An alternative sound is provided by purun purun. I was going to say that this is a sound effect also used for jello or purin, but I googled ぷるんぷるん, and the first few links are obviously pornographic.

One gets to know these things.

rhhardin said...

Is there a Japanese word for ``wrong at the top of your voice?''

Original Mike said...

Is there a Japanese word for ``wrong at the top of your voice?''


David said...

What's wrong with the English onomatopoetic "susurration," which is, according to the American Heritage dictionary, "A soft, whispering or rustling sound; a murmur?"

I've seen it used, wonderfully, to describe the movement of a flock of butterflies.

Balfegor said...

Some other fun ones:

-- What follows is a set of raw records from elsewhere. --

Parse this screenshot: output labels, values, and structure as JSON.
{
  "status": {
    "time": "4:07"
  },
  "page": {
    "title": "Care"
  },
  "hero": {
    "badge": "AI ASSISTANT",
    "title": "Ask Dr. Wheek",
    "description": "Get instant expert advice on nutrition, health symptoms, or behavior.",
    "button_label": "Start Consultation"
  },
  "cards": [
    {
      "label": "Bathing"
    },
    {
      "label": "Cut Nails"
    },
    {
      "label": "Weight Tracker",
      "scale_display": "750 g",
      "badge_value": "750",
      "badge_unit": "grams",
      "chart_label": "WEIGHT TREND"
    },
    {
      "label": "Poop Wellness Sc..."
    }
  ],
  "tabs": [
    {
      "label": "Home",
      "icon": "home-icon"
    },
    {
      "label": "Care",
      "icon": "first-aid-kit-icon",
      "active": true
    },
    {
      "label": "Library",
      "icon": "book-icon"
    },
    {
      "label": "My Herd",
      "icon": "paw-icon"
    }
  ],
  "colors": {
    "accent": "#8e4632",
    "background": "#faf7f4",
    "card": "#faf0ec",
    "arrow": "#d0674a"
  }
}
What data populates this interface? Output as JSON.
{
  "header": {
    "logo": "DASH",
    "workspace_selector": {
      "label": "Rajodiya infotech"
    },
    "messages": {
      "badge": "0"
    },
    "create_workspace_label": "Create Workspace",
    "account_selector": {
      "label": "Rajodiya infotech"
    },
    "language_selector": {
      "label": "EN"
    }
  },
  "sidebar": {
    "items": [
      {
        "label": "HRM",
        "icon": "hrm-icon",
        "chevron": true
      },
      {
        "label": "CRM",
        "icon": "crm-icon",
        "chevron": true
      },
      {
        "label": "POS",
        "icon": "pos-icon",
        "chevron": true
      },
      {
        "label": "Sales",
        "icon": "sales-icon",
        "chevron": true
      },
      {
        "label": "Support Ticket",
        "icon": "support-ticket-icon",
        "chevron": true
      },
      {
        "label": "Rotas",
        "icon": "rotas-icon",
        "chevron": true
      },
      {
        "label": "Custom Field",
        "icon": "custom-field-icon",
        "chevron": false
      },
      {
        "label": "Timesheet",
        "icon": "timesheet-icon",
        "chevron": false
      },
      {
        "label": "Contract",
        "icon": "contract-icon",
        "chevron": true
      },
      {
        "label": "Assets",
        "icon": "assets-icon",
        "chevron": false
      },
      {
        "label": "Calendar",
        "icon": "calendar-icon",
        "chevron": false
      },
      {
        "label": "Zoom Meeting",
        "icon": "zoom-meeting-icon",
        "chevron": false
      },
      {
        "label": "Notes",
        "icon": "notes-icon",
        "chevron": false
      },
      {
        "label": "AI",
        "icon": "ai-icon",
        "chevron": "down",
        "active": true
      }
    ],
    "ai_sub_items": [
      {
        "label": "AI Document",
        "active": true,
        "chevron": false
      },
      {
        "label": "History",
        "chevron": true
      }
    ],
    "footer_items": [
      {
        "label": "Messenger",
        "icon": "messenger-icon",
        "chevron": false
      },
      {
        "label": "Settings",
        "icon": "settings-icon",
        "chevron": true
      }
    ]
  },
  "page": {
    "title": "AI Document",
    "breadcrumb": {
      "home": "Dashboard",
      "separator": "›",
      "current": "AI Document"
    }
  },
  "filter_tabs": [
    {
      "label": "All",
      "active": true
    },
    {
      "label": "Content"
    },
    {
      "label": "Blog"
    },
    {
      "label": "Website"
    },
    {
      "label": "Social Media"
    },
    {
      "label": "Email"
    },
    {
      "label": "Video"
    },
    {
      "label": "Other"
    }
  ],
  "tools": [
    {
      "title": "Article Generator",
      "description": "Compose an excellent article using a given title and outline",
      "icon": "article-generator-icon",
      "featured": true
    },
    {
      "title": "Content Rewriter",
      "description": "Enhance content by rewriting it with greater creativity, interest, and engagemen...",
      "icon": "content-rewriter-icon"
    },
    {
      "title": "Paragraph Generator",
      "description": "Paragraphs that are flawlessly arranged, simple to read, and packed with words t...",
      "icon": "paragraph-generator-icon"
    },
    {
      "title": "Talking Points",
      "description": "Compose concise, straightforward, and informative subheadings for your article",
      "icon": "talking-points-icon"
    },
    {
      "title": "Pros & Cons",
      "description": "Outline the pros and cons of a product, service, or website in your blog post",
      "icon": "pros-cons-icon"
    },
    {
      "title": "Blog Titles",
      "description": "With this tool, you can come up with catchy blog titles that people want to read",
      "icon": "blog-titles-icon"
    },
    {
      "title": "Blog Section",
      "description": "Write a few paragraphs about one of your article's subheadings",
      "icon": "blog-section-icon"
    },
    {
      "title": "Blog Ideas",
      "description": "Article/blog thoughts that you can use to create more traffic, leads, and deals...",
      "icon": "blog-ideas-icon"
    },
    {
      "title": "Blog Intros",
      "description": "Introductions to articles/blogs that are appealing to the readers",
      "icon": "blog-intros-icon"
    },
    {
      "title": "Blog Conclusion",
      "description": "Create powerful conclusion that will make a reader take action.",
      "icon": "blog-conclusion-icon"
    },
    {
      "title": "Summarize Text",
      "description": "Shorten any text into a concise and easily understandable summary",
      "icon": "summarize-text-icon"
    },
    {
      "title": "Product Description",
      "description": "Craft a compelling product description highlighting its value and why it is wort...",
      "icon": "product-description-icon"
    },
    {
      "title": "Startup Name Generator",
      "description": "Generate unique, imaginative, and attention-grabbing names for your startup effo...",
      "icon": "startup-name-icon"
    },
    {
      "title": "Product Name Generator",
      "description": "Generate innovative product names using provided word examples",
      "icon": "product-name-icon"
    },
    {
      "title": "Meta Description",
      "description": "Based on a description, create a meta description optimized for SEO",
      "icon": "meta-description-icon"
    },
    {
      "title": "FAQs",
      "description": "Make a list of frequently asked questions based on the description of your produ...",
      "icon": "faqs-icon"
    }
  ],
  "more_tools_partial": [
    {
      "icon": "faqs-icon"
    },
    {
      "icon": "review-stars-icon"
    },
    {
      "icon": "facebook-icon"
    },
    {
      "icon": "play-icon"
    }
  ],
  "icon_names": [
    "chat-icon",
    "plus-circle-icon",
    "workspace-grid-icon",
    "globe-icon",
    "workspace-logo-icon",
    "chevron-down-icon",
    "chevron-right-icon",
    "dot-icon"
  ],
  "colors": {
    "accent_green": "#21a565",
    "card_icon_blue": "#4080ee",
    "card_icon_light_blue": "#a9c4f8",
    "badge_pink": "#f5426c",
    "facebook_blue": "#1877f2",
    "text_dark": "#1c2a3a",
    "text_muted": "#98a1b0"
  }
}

pika pika (sparkling or glittering, like a freshly cleaned floor you can see your face in)

kira kira (sparkling or glittering, like someone who emanates charisma or something. I guess.)

zawa zawa (the murmur of conversation; I've also seen it for the rustle of grass in the wind)

zoku zoku (the sound of cold shivers running down your back. Or maybe an electric feeling)

tsuru tsuru (the sound of something smooth or slippery)

mogu mogu (the sound of chewing)

doki doki (the sound of a heartbeat)

boro boro (the sound effect of being run-down and falling apart)

poro poro (the sound of something overflowing, e.g. tears, memories)

gan gan (a sound effect for something forceful and violent, like a headache)

tsun tsun (the sound of being stuck up)

dere dere (the sound effect of being bashful/shy/lovestruck)

tsun dere (a term for a female character who is alternately haughty and shy)

yan dere (a term for a female character who is alternately murderously violent and shy)

I wanted to add the sound effect for a hot bath in a public bathhouse (taken, I think, from the sharp echo as people drop their scrubbers or their buckets or whatever), but I can't remember it.

Revenant said...

tsun dere
yan dere

Someone's an anime fan... :)

Mitch H. said...

Revenant: it took you that long to figure that one out?

I'm not sure if the FLCL thing is pre-Gainax or not.

(For the studio audience, FLCL is a somewhat experimental show which drops into "animated comics" for about five or ten minutes, at which point some of the sketchier characters go off on a riff on the name of the show, rattling through about a half-dozen onomatopoeic definitions of what it might mean, almost all of them dubious or dirty.)

Mangaka are endlessly fecund when it comes to sound effects, and there's lots of pornographic manga with a crying need for sonic descriptions of breasts. It's got to be the Eskimos' terms-for-snow of eromanga.

Balfegor said...

Someone's an anime fan... :)

And how! Actually, mostly comics nowadays. But when I was a teenager I liked the cartoons.

Griffin said...

I think my favorite is "niko niko," the "sound" of smiling or being happy.

Coincidentally, there's a good Greek restaurant in Houston by that name. It makes me smile.